Investigations by the Zimbabwe Independent reveal several cliques in Zanu PF and big hitters in JOC, which brings together army, police and intelligence chiefs, aligned to Mujuru's faction, lobbied Mugabe to abolish DCCs after it became apparent the Mnangagwa faction had gained control of most provinces.
Some JOC hardliners and senior party officials also wanted the DCCs to be disbanded for their own self-interest. Those in JOC not supporting Mujuru wanted the structures dissolved to reinforce the security forces' grip on Zanu PF as the DCCs were making that difficult, while some individuals, like Matabeleland North provincial governor Thokozile Mathuthu -- who actually made the proposal to abolish the DCCs -- did it for self-preservation.
Mathuthu was battling fellow politburo member, Obert Mpofu, who wanted to push her out of the provincial structures using his allies who controlled the DCCs in the province.
"There are many reasons why the DCCs were disbanded," a source said.
"People had a convergence or confluence of interests on the issue. What actually happened was that after the secretary for the commissariat (Webster Shamu) had presented his report on DCCs, saying the problem had been sorted out, Mathuthu took the stage and condemned the structures before suggesting they must be dissolved. She got a round of applause and from there it was one way -- the resolution to disband the structures followed."
While the Mujuru faction had done its own lobbying, there were individuals and forces fighting for DCCs to be dissolved for different reasons than stemming Mnangagwa's ascendancy. In fact, some Zanu PF heavyweight had been pushing for their dissolution months ago, mainly in May when an internal proposal was made.
However, Mathuthu, who moved the motion, and Kudakwashe Bhasikiti, who seconded it, are both Mujuru allies.
Party insiders said the plan to have the DCC elections nullified and the structures abolished was well-orchestrated and by the time the issue was discussed in the politburo meeting, Mugabe was already on board.
Mugabe told the Central Committee last Friday: "As we discussed the matter, we decided that the Central Committee should look at the issue of the DCCs and we came to the conclusion that they are serving a divisive process. They are an organ which must go.
"The politburo came to the conclusion that DCCs must be repealed. A recommendation would be made to the Central Committee so that it could remove the organ called the DCC from the party," he said adding that "we are worried the DCC has become a weapon used to divide the party".
The Mujuru faction took advantage of the fact that Mnangagwa was not at the politburo meeting as he was in China, while Mujuru herself was around although she later left the meeting when Shamu was presenting his report on the state of the party and contentious DCC elections.
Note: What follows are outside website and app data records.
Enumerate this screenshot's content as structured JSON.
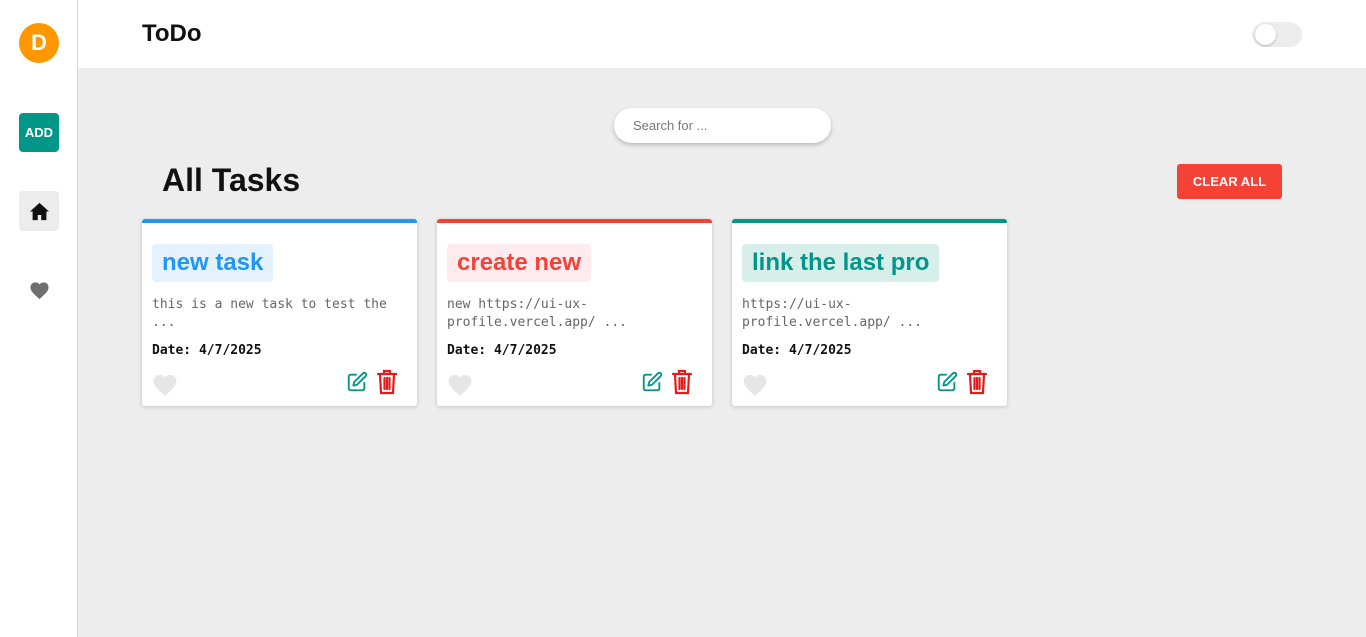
{
  "sidebar": {
    "avatar_letter": "D",
    "add_label": "ADD"
  },
  "header": {
    "title": "ToDo"
  },
  "search": {
    "placeholder": "Search for ..."
  },
  "main": {
    "title": "All Tasks",
    "clear_label": "CLEAR ALL"
  },
  "colors": {
    "accent_teal": "#009688",
    "avatar": "#ff9800",
    "danger": "#f44336"
  },
  "tasks": [
    {
      "title": "new task",
      "description": "this is a new task to test the ...",
      "date": "Date: 4/7/2025",
      "accent": "#2196f3",
      "title_bg": "#e3f2fd"
    },
    {
      "title": "create new",
      "description": "new https://ui-ux-profile.vercel.app/ ...",
      "date": "Date: 4/7/2025",
      "accent": "#f44336",
      "title_bg": "#ffebee"
    },
    {
      "title": "link the last pro",
      "description": "https://ui-ux-profile.vercel.app/ ...",
      "date": "Date: 4/7/2025",
      "accent": "#009688",
      "title_bg": "#d7eeeb"
    }
  ]
}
Mnangagwa was also not there during the recent extraordinary politburo meeting where Mujuru lashed out at his faction.
A senior politburo member said: "The whole thing was well-planned. The idea to have DCC elections nullified and disband the structures originated from the Mujuru faction after they realised they had lost in most provinces, including in Amai Mujuru's backyard, Mashonaland Central."
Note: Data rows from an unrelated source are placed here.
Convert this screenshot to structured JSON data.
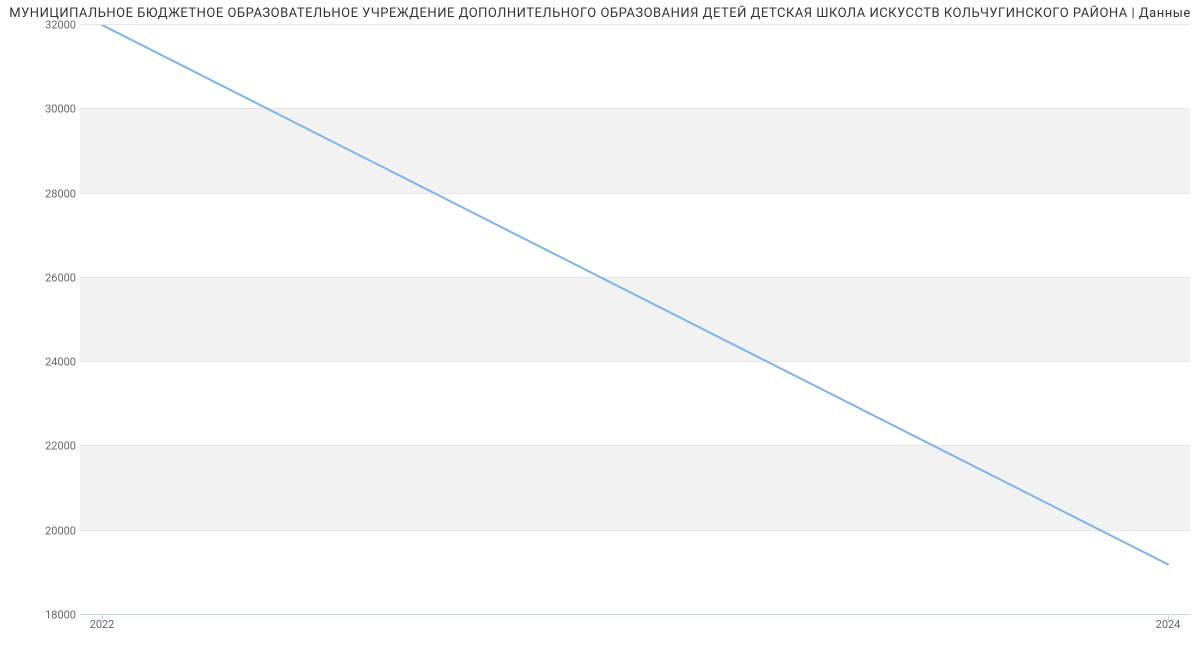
{
  "chart_data": {
    "type": "line",
    "title": "МУНИЦИПАЛЬНОЕ БЮДЖЕТНОЕ ОБРАЗОВАТЕЛЬНОЕ УЧРЕЖДЕНИЕ ДОПОЛНИТЕЛЬНОГО ОБРАЗОВАНИЯ ДЕТЕЙ ДЕТСКАЯ ШКОЛА ИСКУССТВ КОЛЬЧУГИНСКОГО РАЙОНА | Данные",
    "x": [
      2022,
      2024
    ],
    "values": [
      32000,
      19200
    ],
    "xlabel": "",
    "ylabel": "",
    "ylim": [
      18000,
      32000
    ],
    "y_ticks": [
      18000,
      20000,
      22000,
      24000,
      26000,
      28000,
      30000,
      32000
    ],
    "x_ticks": [
      2022,
      2024
    ],
    "line_color": "#7cb5ec"
  }
}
"It is interesting that the matter was discussed when Mnangagwa was not in the meeting and obviously there was no one from his camp who could speak out against disbanding DCCs."
Influential top army commanders and police chiefs campaigning for Zanu PF in Manicaland Province, who are said to be sympathetic to Mujuru, had reportedly submitted a dossier to Mugabe recommending that DCCs be disbanded.
The dossier was said to have been authored by a team led by deputy police commissioner-general Godwin Matanga which included Major-General Martin Chedondo, Air Vice-Marshal Shebba Brighton Shumbayaonda, Brigadier-General Herbert Chingono, Brigadier-General Mike Sango, 3 Brigade commander Brigadier-General Eliah Bandama and members of the provincial Joint Operations Command (JOC).
A top Zanu PF official in Manicaland said: "Deputy commissioner-general Matanga submitted a huge dossier to the president on DCCs in Manicaland. They spoke very strongly about the need to disband DCCs from party structures, arguing that some party bigwigs were manipulating the DCCs to gain control of the grassroot structures."
The commissariat department, headed by retired Air Vice-Marshal Henry Muchena and former Central Intelligence Organisation director-internal, Sydney Nyanhongo, accused of running an elaborate smear campaign against Mnangagwa, also pushed for the nullification of the DCCs.
The disbandment of DCCs came amid intense infighting in the districts as the tussling between the two main factions fighting for control of strategic party structures to pave way for their candidate to take over from Mugabe in the next Zanu PF congress in 2014.